Deaf-mute and Club-foot

A like myself lad With limbs outspread At the pool's edge.

Look at that leg, Ends in a club! The flesh a knot, A malformed foot My disablement Not evident, I look and look. Et tu, Brute!

He sees me, and Hand over hand Frog-hops up To where I sit.

A face of anger: A buffet.

I deserve it, Am ashamed. He sees that, The like myself lad, Offers his hand: His heart is great. How that handshake And that blow Teach me what I need to know.

David Wright

d'Orsay), it also made his friends 'sad and angry' to watch this man trying to conjure money out of cold backers with all the pow- ers of his personality over dinner, and fail- ing. Nearly all his acting in movies was done to raise money to continue a picture of his own.

And always this desperate, bankrupt, hand-to-mouth existence is lived against a backdrop of suites in the Georges V (which Bogdanovich thinks is on the Champs Elys6es) and dinner at the Mirabelle in the spendthrift gypsy way of movie people, who hang onto feckless extravagance as the only scenery against which they can believe in themselves. Welles can analyse and illumi- nate Shakespeare, especially Othello, with marvellous power, but he was doomed to spend his energy on fakers who 'not only didn't have the money for the picture, they didn't even have the money to come talk about the picture'. How did he come to shoot the albatross?
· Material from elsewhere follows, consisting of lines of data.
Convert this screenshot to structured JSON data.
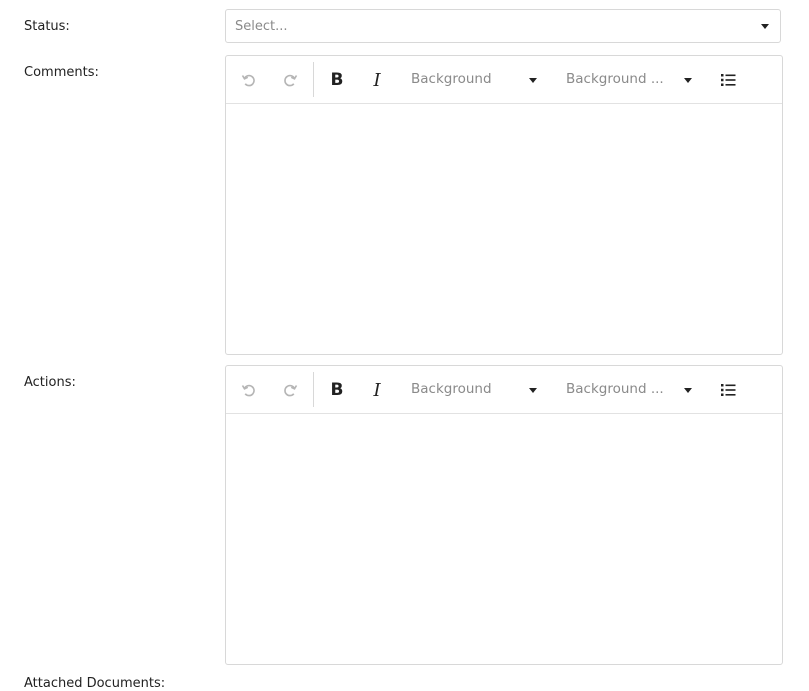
{
  "status": {
    "label": "Status:",
    "placeholder": "Select..."
  },
  "comments": {
    "label": "Comments:",
    "toolbar": {
      "undo_icon": "undo-icon",
      "redo_icon": "redo-icon",
      "bold_label": "B",
      "italic_label": "I",
      "dropdown1_label": "Background",
      "dropdown2_label": "Background ...",
      "list_icon": "bulleted-list-icon"
    },
    "content": ""
  },
  "actions": {
    "label": "Actions:",
    "toolbar": {
      "undo_icon": "undo-icon",
      "redo_icon": "redo-icon",
      "bold_label": "B",
      "italic_label": "I",
      "dropdown1_label": "Background",
      "dropdown2_label": "Background ...",
      "list_icon": "bulleted-list-icon"
    },
    "content": ""
  },
  "attached_documents": {
    "label": "Attached Documents:"
  }
}
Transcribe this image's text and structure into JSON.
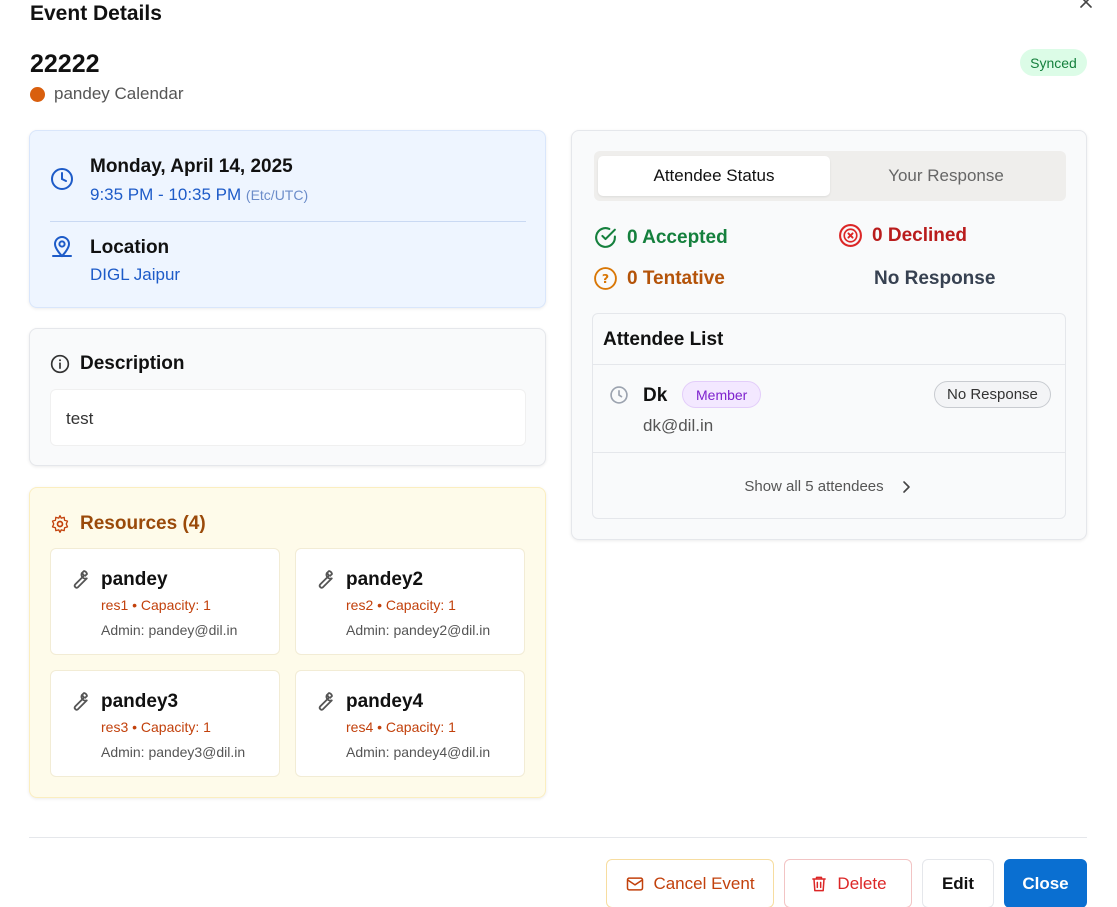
{
  "dialog": {
    "title": "Event Details",
    "close_icon": "close-icon"
  },
  "event": {
    "title": "22222",
    "calendar_name": "pandey Calendar",
    "calendar_color": "#d95f0e",
    "sync_status": "Synced"
  },
  "schedule": {
    "date": "Monday, April 14, 2025",
    "time_range": "9:35 PM - 10:35 PM",
    "timezone": "(Etc/UTC)",
    "location_label": "Location",
    "location_value": "DIGL Jaipur"
  },
  "description": {
    "label": "Description",
    "text": "test"
  },
  "resources": {
    "label": "Resources (4)",
    "items": [
      {
        "name": "pandey",
        "meta": "res1 • Capacity: 1",
        "admin": "Admin: pandey@dil.in"
      },
      {
        "name": "pandey2",
        "meta": "res2 • Capacity: 1",
        "admin": "Admin: pandey2@dil.in"
      },
      {
        "name": "pandey3",
        "meta": "res3 • Capacity: 1",
        "admin": "Admin: pandey3@dil.in"
      },
      {
        "name": "pandey4",
        "meta": "res4 • Capacity: 1",
        "admin": "Admin: pandey4@dil.in"
      }
    ]
  },
  "attendees": {
    "tabs": [
      {
        "label": "Attendee Status",
        "active": true
      },
      {
        "label": "Your Response",
        "active": false
      }
    ],
    "stats": {
      "accepted": "0 Accepted",
      "declined": "0 Declined",
      "tentative": "0 Tentative",
      "no_response": "No Response"
    },
    "list_title": "Attendee List",
    "list": [
      {
        "name": "Dk",
        "role": "Member",
        "email": "dk@dil.in",
        "status": "No Response"
      }
    ],
    "show_all_label": "Show all 5 attendees"
  },
  "footer": {
    "cancel_label": "Cancel Event",
    "delete_label": "Delete",
    "edit_label": "Edit",
    "close_label": "Close"
  },
  "colors": {
    "accent": "#0a6fd1",
    "accepted": "#15803d",
    "declined": "#b91c1c",
    "tentative": "#b45309",
    "resource_title": "#9a4a0a"
  }
}
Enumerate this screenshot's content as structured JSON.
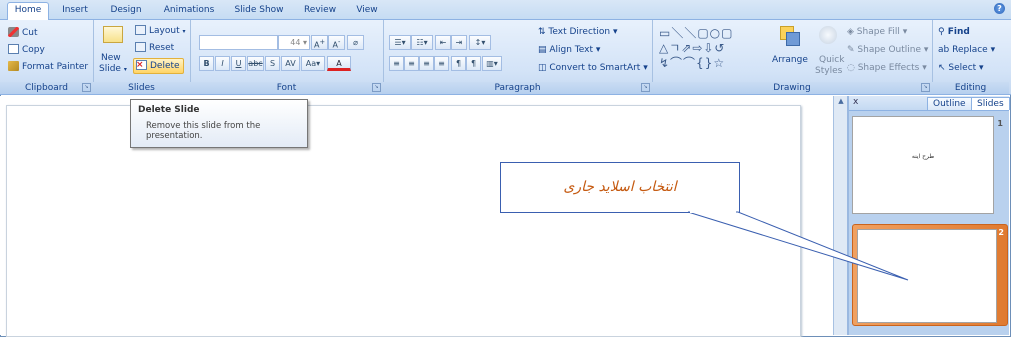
{
  "tabs": [
    "Home",
    "Insert",
    "Design",
    "Animations",
    "Slide Show",
    "Review",
    "View"
  ],
  "clipboard": {
    "cut": "Cut",
    "copy": "Copy",
    "format_painter": "Format Painter",
    "group_label": "Clipboard"
  },
  "slides": {
    "new_slide_line1": "New",
    "new_slide_line2": "Slide",
    "layout": "Layout",
    "reset": "Reset",
    "delete": "Delete",
    "group_label": "Slides"
  },
  "font": {
    "size": "44",
    "group_label": "Font"
  },
  "paragraph": {
    "text_direction": "Text Direction",
    "align_text": "Align Text",
    "convert_smartart": "Convert to SmartArt",
    "group_label": "Paragraph"
  },
  "drawing": {
    "arrange": "Arrange",
    "quick_styles_1": "Quick",
    "quick_styles_2": "Styles",
    "shape_fill": "Shape Fill",
    "shape_outline": "Shape Outline",
    "shape_effects": "Shape Effects",
    "group_label": "Drawing"
  },
  "editing": {
    "find": "Find",
    "replace": "Replace",
    "select": "Select",
    "group_label": "Editing"
  },
  "tooltip": {
    "title": "Delete Slide",
    "body": "Remove this slide from the presentation."
  },
  "pane": {
    "close": "x",
    "outline_tab": "Outline",
    "slides_tab": "Slides"
  },
  "thumbnails": [
    {
      "number": "1",
      "text": "طرح اینه"
    },
    {
      "number": "2",
      "text": ""
    }
  ],
  "callout": {
    "text": "انتخاب اسلاید جاری"
  },
  "colors": {
    "accent_orange": "#e07a30",
    "callout_text": "#c55a11",
    "ribbon_text": "#15428b"
  }
}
The reason why the majors didn't trust him as a film-maker may lie in his contemptuous dismissal of the kind of front-office men who were always editing out of his movie some scene he loved by saying, 'It doesn't advance the story'. Instead, what Welles seems to have cared about most when he put his eye to a camera was, 'How does it look?' All his life (he says) he would rather have been a painter. In fact he had never been a painter, but he had been a magician.
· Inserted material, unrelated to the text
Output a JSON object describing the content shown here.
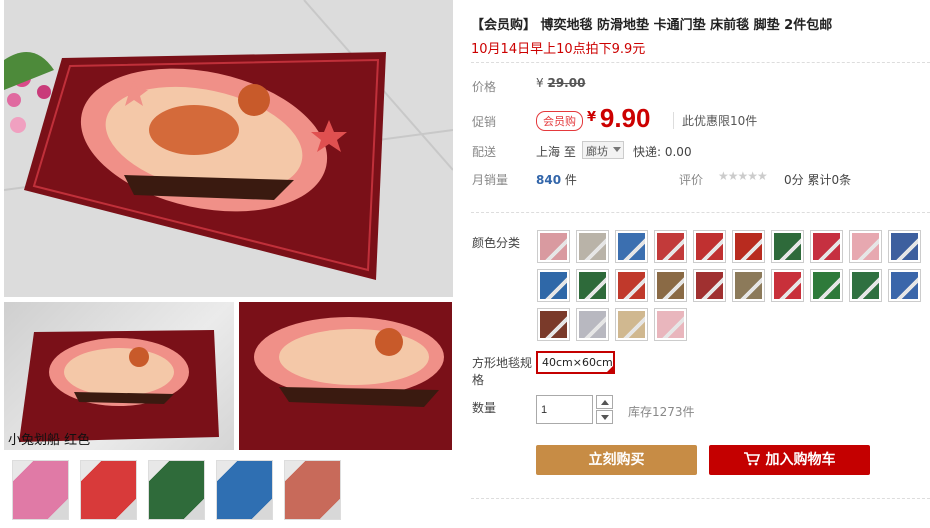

Magic, illusion — 'How does it look?' these give a clue to the trait in Welles' nature which caused him to scatter his talent in an industry which didn't trust him. His preoccupation was with the power of an illusive image to impose the magician's view of things on an audience. The way things can be made to look is what interest- ed him; there seems to have been no particular moral or ideological apparatus sustaining all that scenery from the inside. It is 'the idea of the old values' rather than the old values themselves that he wanted to put on the screen. Indeed, his portrayals of wickedness (like his easy-going acquain- tanceship with gangsters) stress the attrac- tion of the wicked, Satan's outward charm. For Welles can always like people despite how they behave, and his talk is full of good-humoured acceptance of people the way they are. Towards almost everyone he is generous, the pain of what they did to his movies hidden in a joke: 'You could hardly even call it cutting — you know, run through a broken lawn-mower'.
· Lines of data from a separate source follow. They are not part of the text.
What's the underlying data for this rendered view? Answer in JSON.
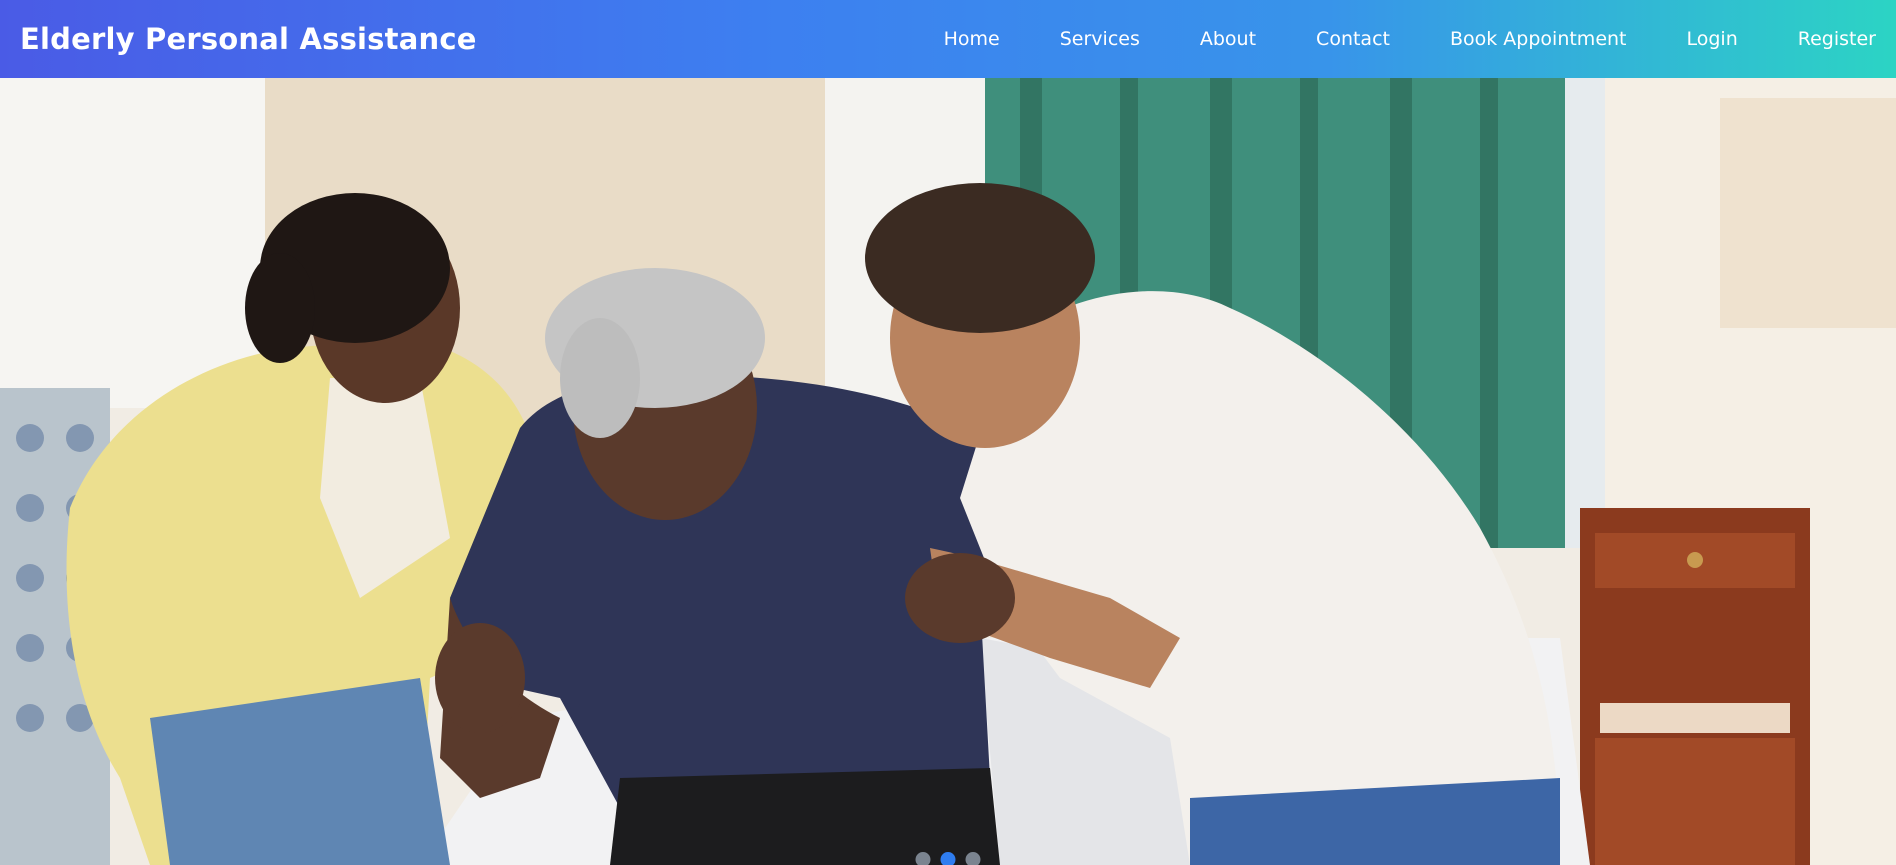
{
  "brand": {
    "title": "Elderly Personal Assistance"
  },
  "nav": {
    "items": [
      {
        "label": "Home"
      },
      {
        "label": "Services"
      },
      {
        "label": "About"
      },
      {
        "label": "Contact"
      },
      {
        "label": "Book Appointment"
      },
      {
        "label": "Login"
      },
      {
        "label": "Register"
      }
    ]
  },
  "carousel": {
    "slide_count": 3,
    "active_index": 1
  },
  "colors": {
    "nav_gradient_start": "#4a5be6",
    "nav_gradient_end": "#2cd4c4",
    "active_indicator": "#2f7df0"
  }
}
Out of it all, through all the disappoint- ments, there emerges his enormous sense of the fun of the thing, his love of 'the atmosphere of magic', his zest for attacking a new project with a fresh eye. 'I like to feel a little like Columbus: in every new scene I want to discover America.' I put down the book elated by the company I'd been in, believing every word of the magi- cian's patter — even when the excellent notes at the book's end showed me half of it was fiction — and aware of the Merlin- like quality in his character which Jean Cocteau caught precisely when he called Welles 'a tree filled with birds and shadows'.